By Scott Schweinfurth
Type of game: Puzzle
Rating: 5 out of 5 hands
In a galaxy far, far away… they need sewer systems, too. Corporation Incorporated builds them. Everyone knows their drivers — the brave men and women who fear no danger and would, if the pay was good enough, even fly through Hell. Now you can join them. You will gain access to prefabricated spaceship components cleverly made from sewer pipes. Can you build a space ship durable enough to weather storms of meteors? Armed enough to defend against pirates? Big enough to carry a large crew and valuable cargo? Fast enough to get there first?
Of course, you can. Become a Galaxy Trucker. It’s loads of fun.
Galaxy Trucker is a 2-4 person game divided into two phases.
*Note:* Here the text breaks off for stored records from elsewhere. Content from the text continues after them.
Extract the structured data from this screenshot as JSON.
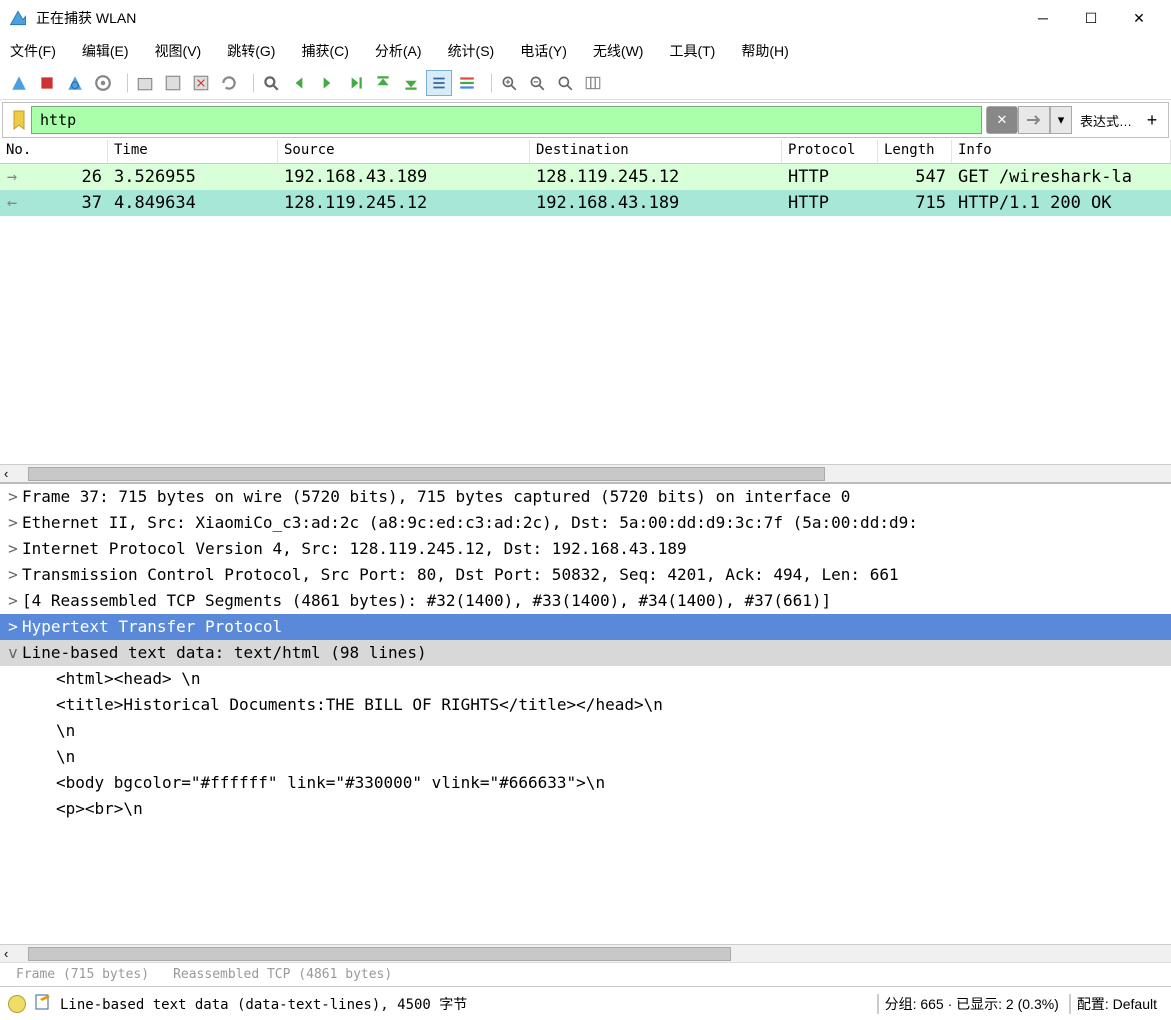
{
  "window": {
    "title": "正在捕获 WLAN"
  },
  "menubar": [
    "文件(F)",
    "编辑(E)",
    "视图(V)",
    "跳转(G)",
    "捕获(C)",
    "分析(A)",
    "统计(S)",
    "电话(Y)",
    "无线(W)",
    "工具(T)",
    "帮助(H)"
  ],
  "filter": {
    "value": "http",
    "expr_label": "表达式…"
  },
  "packet_columns": {
    "no": "No.",
    "time": "Time",
    "source": "Source",
    "dest": "Destination",
    "proto": "Protocol",
    "length": "Length",
    "info": "Info"
  },
  "packets": [
    {
      "no": "26",
      "time": "3.526955",
      "src": "192.168.43.189",
      "dst": "128.119.245.12",
      "proto": "HTTP",
      "len": "547",
      "info": "GET /wireshark-la"
    },
    {
      "no": "37",
      "time": "4.849634",
      "src": "128.119.245.12",
      "dst": "192.168.43.189",
      "proto": "HTTP",
      "len": "715",
      "info": "HTTP/1.1 200 OK"
    }
  ],
  "detail_lines": [
    {
      "exp": ">",
      "text": "Frame 37: 715 bytes on wire (5720 bits), 715 bytes captured (5720 bits) on interface 0"
    },
    {
      "exp": ">",
      "text": "Ethernet II, Src: XiaomiCo_c3:ad:2c (a8:9c:ed:c3:ad:2c), Dst: 5a:00:dd:d9:3c:7f (5a:00:dd:d9:"
    },
    {
      "exp": ">",
      "text": "Internet Protocol Version 4, Src: 128.119.245.12, Dst: 192.168.43.189"
    },
    {
      "exp": ">",
      "text": "Transmission Control Protocol, Src Port: 80, Dst Port: 50832, Seq: 4201, Ack: 494, Len: 661"
    },
    {
      "exp": ">",
      "text": "[4 Reassembled TCP Segments (4861 bytes): #32(1400), #33(1400), #34(1400), #37(661)]"
    },
    {
      "exp": ">",
      "text": "Hypertext Transfer Protocol",
      "selected": true
    },
    {
      "exp": "v",
      "text": "Line-based text data: text/html (98 lines)",
      "gray": true
    }
  ],
  "content_lines": [
    "<html><head> \\n",
    "<title>Historical Documents:THE BILL OF RIGHTS</title></head>\\n",
    "\\n",
    "\\n",
    "<body bgcolor=\"#ffffff\" link=\"#330000\" vlink=\"#666633\">\\n",
    "<p><br>\\n"
  ],
  "tabs": {
    "frame": "Frame (715 bytes)",
    "reassembled": "Reassembled TCP (4861 bytes)"
  },
  "status": {
    "main": "Line-based text data (data-text-lines), 4500 字节",
    "packets": "分组: 665 · 已显示: 2 (0.3%)",
    "profile": "配置: Default"
  }
}
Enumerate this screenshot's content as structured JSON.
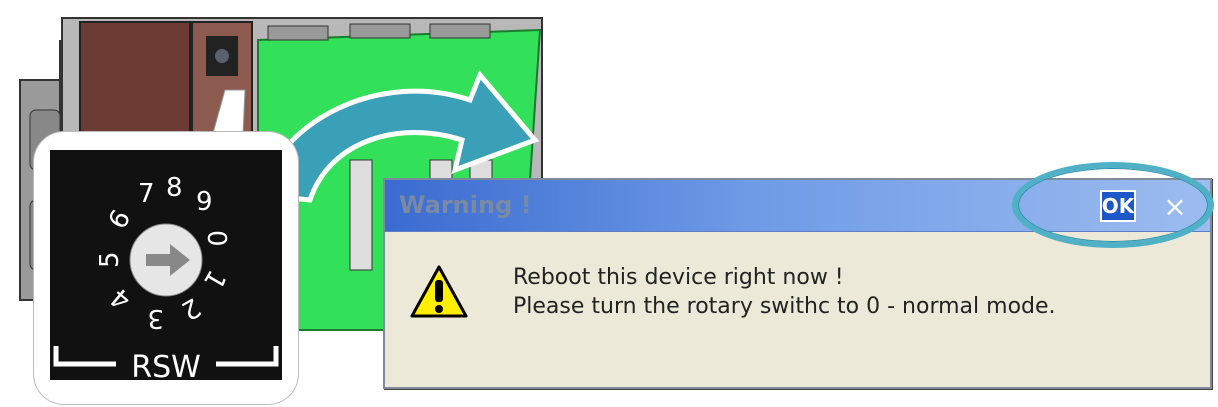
{
  "dialog": {
    "title": "Warning !",
    "ok_label": "OK",
    "close_glyph": "×",
    "message_line1": "Reboot this device right now !",
    "message_line2": "Please turn the rotary swithc to 0 - normal mode.",
    "icon": "warning-icon"
  },
  "rotary_switch": {
    "label": "RSW",
    "digits": [
      "0",
      "1",
      "2",
      "3",
      "4",
      "5",
      "6",
      "7",
      "8",
      "9"
    ]
  },
  "colors": {
    "highlight_ring": "#4fb0c6",
    "titlebar": "#3a6bd0",
    "board_green": "#33e05a",
    "arrow": "#3aa0b8"
  }
}
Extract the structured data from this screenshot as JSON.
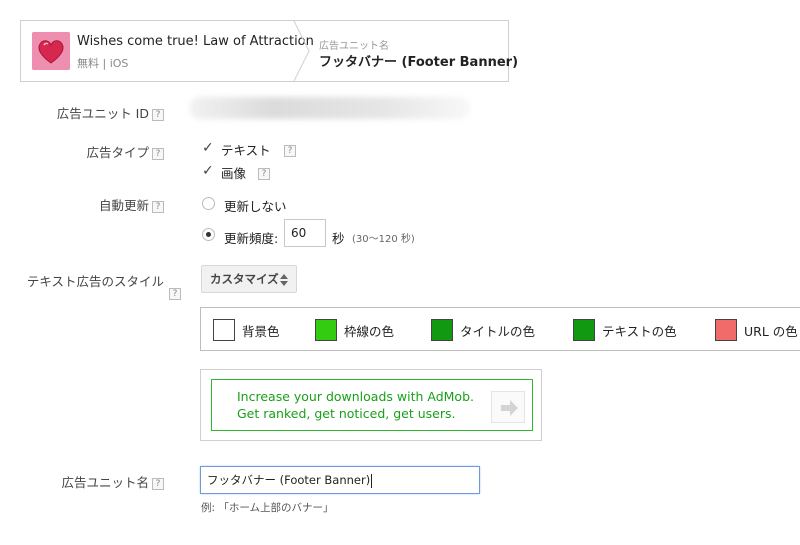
{
  "app": {
    "title": "Wishes come true! Law of Attraction",
    "subtitle": "無料 | iOS",
    "icon": "heart-icon"
  },
  "breadcrumb": {
    "label": "広告ユニット名",
    "value": "フッタバナー (Footer Banner)"
  },
  "help_glyph": "?",
  "fields": {
    "ad_unit_id_label": "広告ユニット ID",
    "ad_type_label": "広告タイプ",
    "ad_type_options": [
      "テキスト",
      "画像"
    ],
    "refresh_label": "自動更新",
    "refresh_off": "更新しない",
    "refresh_on": "更新頻度:",
    "refresh_value": "60",
    "refresh_unit": "秒",
    "refresh_range": "(30〜120 秒)",
    "style_label": "テキスト広告のスタイル",
    "style_select": "カスタマイズ",
    "ad_unit_name_label": "広告ユニット名",
    "ad_unit_name_value": "フッタバナー (Footer Banner)",
    "ad_unit_name_hint": "例: 「ホーム上部のバナー」"
  },
  "colors": [
    {
      "label": "背景色",
      "hex": "#ffffff"
    },
    {
      "label": "枠線の色",
      "hex": "#33cc11"
    },
    {
      "label": "タイトルの色",
      "hex": "#119911"
    },
    {
      "label": "テキストの色",
      "hex": "#119911"
    },
    {
      "label": "URL の色",
      "hex": "#f26b6b"
    }
  ],
  "preview": {
    "line1": "Increase your downloads with AdMob.",
    "line2": "Get ranked, get noticed, get users.",
    "border_color": "#2db82d",
    "text_color": "#19a019"
  }
}
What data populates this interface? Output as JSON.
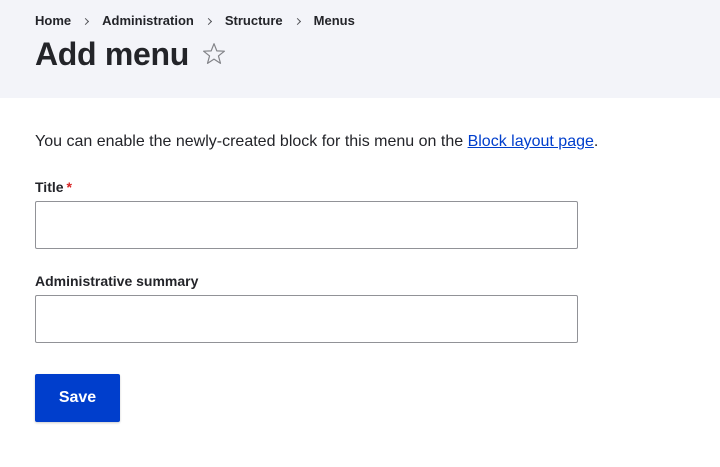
{
  "breadcrumb": {
    "items": [
      "Home",
      "Administration",
      "Structure",
      "Menus"
    ]
  },
  "header": {
    "title": "Add menu",
    "shortcut_icon": "star-outline-icon"
  },
  "main": {
    "intro_text": "You can enable the newly-created block for this menu on the ",
    "intro_link": "Block layout page",
    "intro_suffix": ".",
    "fields": {
      "title_label": "Title",
      "title_required": "*",
      "title_value": "",
      "summary_label": "Administrative summary",
      "summary_value": ""
    },
    "save_label": "Save"
  },
  "colors": {
    "header_bg": "#f3f4f9",
    "primary": "#003ecc",
    "required": "#d72222"
  }
}
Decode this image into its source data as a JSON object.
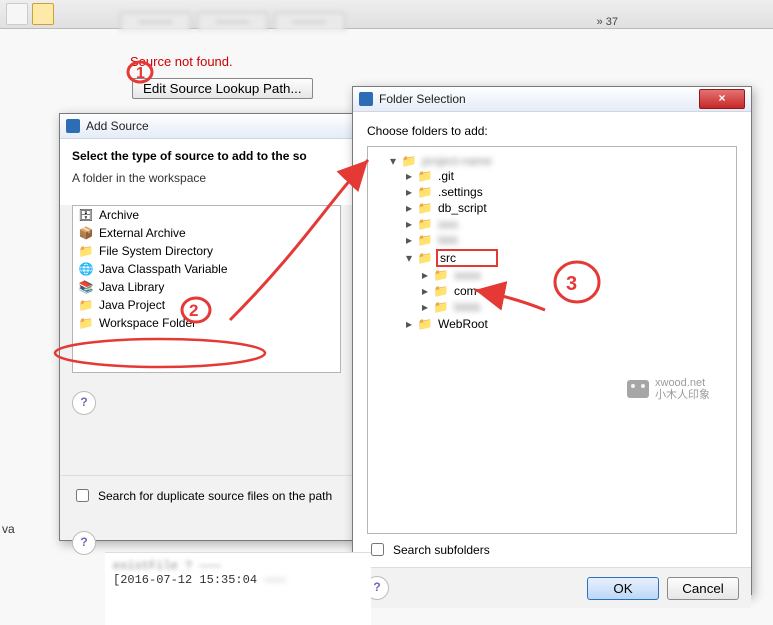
{
  "toolbar": {
    "snf": "Source not found.",
    "edit_lookup": "Edit Source Lookup Path...",
    "badge": "37"
  },
  "add_source": {
    "title": "Add Source",
    "heading_full": "Select the type of source to add to the source lookup path",
    "heading_visible": "Select the type of source to add to the so",
    "subheading": "A folder in the workspace",
    "items": [
      "Archive",
      "External Archive",
      "File System Directory",
      "Java Classpath Variable",
      "Java Library",
      "Java Project",
      "Workspace Folder"
    ],
    "dup_check_full": "Search for duplicate source files on the path",
    "dup_check_visible": "Search for duplicate source files on the path"
  },
  "folder_sel": {
    "title": "Folder Selection",
    "choose": "Choose folders to add:",
    "tree": {
      "root": "(project)",
      "children": [
        {
          "label": ".git"
        },
        {
          "label": ".settings"
        },
        {
          "label": "db_script"
        },
        {
          "label": "(hidden)"
        },
        {
          "label": "(hidden)"
        },
        {
          "label": "src",
          "highlight": true,
          "children": [
            {
              "label": "(hidden)"
            },
            {
              "label": "com"
            },
            {
              "label": "(hidden)"
            }
          ]
        },
        {
          "label": "WebRoot"
        }
      ]
    },
    "sub_check": "Search subfolders",
    "ok": "OK",
    "cancel": "Cancel"
  },
  "tabs": [
    "———",
    "———",
    "———"
  ],
  "watermark": {
    "text1": "xwood.net",
    "text2": "小木人印象"
  },
  "left_label": "va",
  "console_line": "[2016-07-12 15:35:04"
}
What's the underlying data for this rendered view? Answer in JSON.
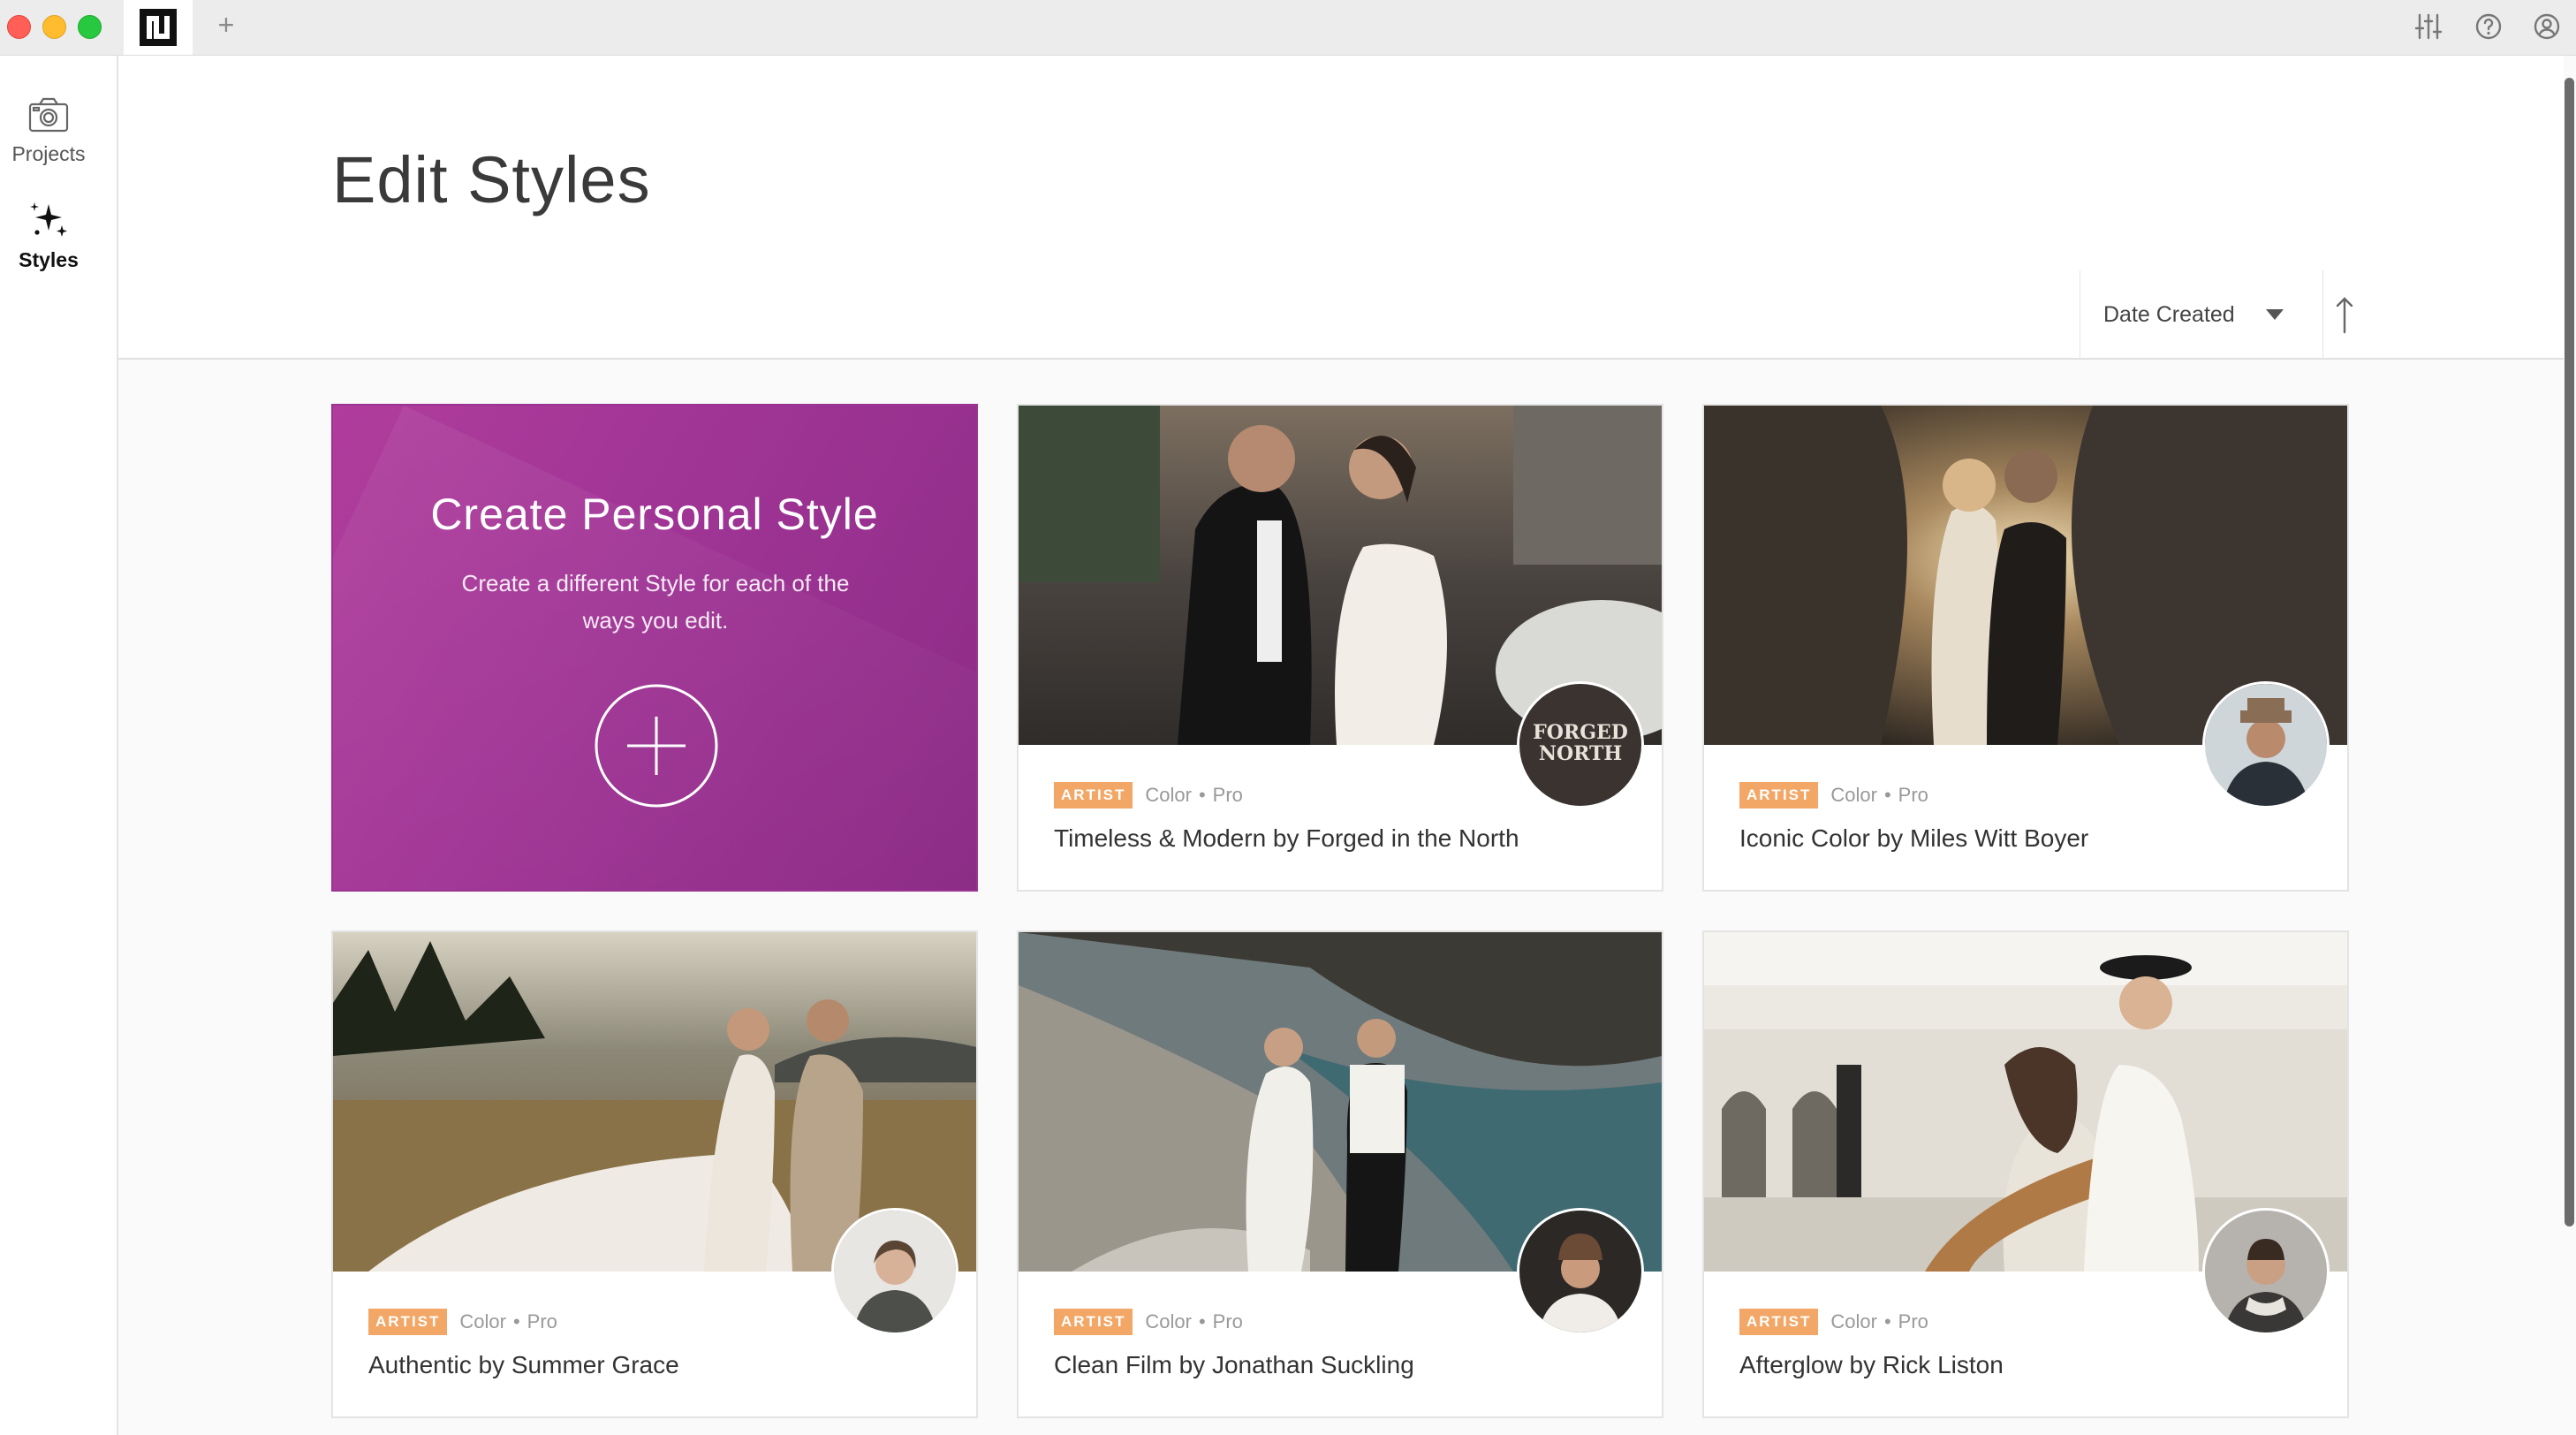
{
  "app": {
    "logo_icon": "app-logo-icon",
    "new_tab_label": "+"
  },
  "sidebar": {
    "items": [
      {
        "label": "Projects",
        "icon": "camera-icon",
        "active": false
      },
      {
        "label": "Styles",
        "icon": "sparkles-icon",
        "active": true
      }
    ]
  },
  "header": {
    "title": "Edit Styles"
  },
  "toolbar": {
    "sort_label": "Date Created",
    "sort_direction_icon": "arrow-up-icon"
  },
  "create_card": {
    "title": "Create Personal Style",
    "description": "Create a different Style for each of the ways you edit.",
    "action_icon": "plus-circle-icon"
  },
  "styles": [
    {
      "badge": "ARTIST",
      "category": "Color",
      "tier": "Pro",
      "title": "Timeless & Modern by Forged in the North",
      "avatar_text": "FORGED NORTH"
    },
    {
      "badge": "ARTIST",
      "category": "Color",
      "tier": "Pro",
      "title": "Iconic Color by Miles Witt Boyer"
    },
    {
      "badge": "ARTIST",
      "category": "Color",
      "tier": "Pro",
      "title": "Authentic by Summer Grace"
    },
    {
      "badge": "ARTIST",
      "category": "Color",
      "tier": "Pro",
      "title": "Clean Film by Jonathan Suckling"
    },
    {
      "badge": "ARTIST",
      "category": "Color",
      "tier": "Pro",
      "title": "Afterglow by Rick Liston"
    }
  ],
  "colors": {
    "create_card": "#a13596",
    "artist_badge": "#f2a766"
  }
}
In the first phase, players (or “truckers”) will build their ships by grabbing tiles from a communal pool and adding them to their ships layout. In the second phase, the ships are put to the test, flying a route randomly determined by a card draw. During the route, the truckers may encounter pirates, smugglers, space dust, asteroids, or new planets from which to collect cargo.
I love Galaxy Trucker and my favorite part is the first phase. Galaxy Trucker employs a mechanism that I rarely see in board games: real time. A pile of components is placed into the center of the play area face down, and when the game starts players grab a tile, bring it back to their play mat, and then turn it over and see if they want to add it to their ship. If yes, then they add the component to any available legal spot. If not, they place it back into the center pile face up. Tiles cannot be rearranged once placed. I love this part, as my friends and I frantically go through the components trying to make the best possible ship for a route we know little to nothing about. Should we be focusing on weapons? Engines? Cargo space? Crew? At the beginning of the phase you won’t have any idea, but after you’ve placed a few tiles, you can look at the route cards three at a time to get an idea. However, since the game is in real time, you will be looking at cards while the other players continue to build their ships. The knowledge of what you are going to need may very well cost you the opportunity to get them, and I love that fact. There are so many choices to make in Galaxy Trucker. I personally feel that the indicator of a good game is when it’s over you can look back and find the choice (or choices) where you went wrong, and I think Galaxy Trucker has this in spades. Once you are finished building your ship, you grab the 1st position tile. Players continue building until all but one of the position tiles have been collected, at which point the last player has 30 seconds to finish their ship.
While I don’t like the second phase as much as the first, I still enjoy it quite a bit. In this phase, you get to see how well your choices stand up to the rigors of interstellar travel. Now, there aren’t as many choices to make in the second phase, and some people complain that it’s a little too random and out of your control, but I still enjoy it. The second phase is really just seeing how your creation stands up. I’ve sat there and watched ships get blown to pieces in a war zone, but I’ve also seen ships not get a scratch, and I’ve still had a blast watching my ship fall apart in front of me. I personally feel like you can make enough good decisions in the first phase to mitigate the randomness of the second, but understand that some people don’t share that opinion.
Galaxy Trucker is a fun game with a real-time element that doesn’t feel like other games I’ve played. It is unique, and I appreciate its concept and approach.